Segment Start: Dataset entries

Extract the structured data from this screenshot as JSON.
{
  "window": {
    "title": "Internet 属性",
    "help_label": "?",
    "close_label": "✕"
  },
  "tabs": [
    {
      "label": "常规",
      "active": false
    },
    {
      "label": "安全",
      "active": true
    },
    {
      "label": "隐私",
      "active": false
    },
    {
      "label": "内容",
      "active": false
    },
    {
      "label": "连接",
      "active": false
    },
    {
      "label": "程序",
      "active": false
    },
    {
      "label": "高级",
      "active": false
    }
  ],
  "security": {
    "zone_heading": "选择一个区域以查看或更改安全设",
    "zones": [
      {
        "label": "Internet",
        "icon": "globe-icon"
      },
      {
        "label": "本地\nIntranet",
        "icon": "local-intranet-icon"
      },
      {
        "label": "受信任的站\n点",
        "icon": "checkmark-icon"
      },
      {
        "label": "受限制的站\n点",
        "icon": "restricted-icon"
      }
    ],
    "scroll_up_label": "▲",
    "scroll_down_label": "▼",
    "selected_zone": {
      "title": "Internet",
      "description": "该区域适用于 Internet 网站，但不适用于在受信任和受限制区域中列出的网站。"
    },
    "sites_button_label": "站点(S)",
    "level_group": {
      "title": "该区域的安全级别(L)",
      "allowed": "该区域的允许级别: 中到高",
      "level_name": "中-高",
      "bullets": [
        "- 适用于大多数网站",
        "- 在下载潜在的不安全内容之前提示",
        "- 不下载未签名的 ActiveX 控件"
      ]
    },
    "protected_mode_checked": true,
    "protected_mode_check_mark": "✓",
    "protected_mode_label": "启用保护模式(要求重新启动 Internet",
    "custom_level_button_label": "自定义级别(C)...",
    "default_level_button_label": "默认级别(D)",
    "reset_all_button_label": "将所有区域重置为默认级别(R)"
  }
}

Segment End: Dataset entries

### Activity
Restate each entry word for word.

### Task result
Extract the structured data from this screenshot as JSON.
{
  "window": {
    "title": "Internet 属性",
    "help_label": "?",
    "close_label": "✕"
  },
  "tabs": [
    {
      "label": "常规",
      "active": false
    },
    {
      "label": "安全",
      "active": true
    },
    {
      "label": "隐私",
      "active": false
    },
    {
      "label": "内容",
      "active": false
    },
    {
      "label": "连接",
      "active": false
    },
    {
      "label": "程序",
      "active": false
    },
    {
      "label": "高级",
      "active": false
    }
  ],
  "security": {
    "zone_heading": "选择一个区域以查看或更改安全设",
    "zones": [
      {
        "label": "Internet",
        "icon": "globe-icon"
      },
      {
        "label": "本地\nIntranet",
        "icon": "local-intranet-icon"
      },
      {
        "label": "受信任的站\n点",
        "icon": "checkmark-icon"
      },
      {
        "label": "受限制的站\n点",
        "icon": "restricted-icon"
      }
    ],
    "scroll_up_label": "▲",
    "scroll_down_label": "▼",
    "selected_zone": {
      "title": "Internet",
      "description": "该区域适用于 Internet 网站，但不适用于在受信任和受限制区域中列出的网站。"
    },
    "sites_button_label": "站点(S)",
    "level_group": {
      "title": "该区域的安全级别(L)",
      "allowed": "该区域的允许级别: 中到高",
      "level_name": "中-高",
      "bullets": [
        "- 适用于大多数网站",
        "- 在下载潜在的不安全内容之前提示",
        "- 不下载未签名的 ActiveX 控件"
      ]
    },
    "protected_mode_checked": true,
    "protected_mode_check_mark": "✓",
    "protected_mode_label": "启用保护模式(要求重新启动 Internet",
    "custom_level_button_label": "自定义级别(C)...",
    "default_level_button_label": "默认级别(D)",
    "reset_all_button_label": "将所有区域重置为默认级别(R)"
  }
}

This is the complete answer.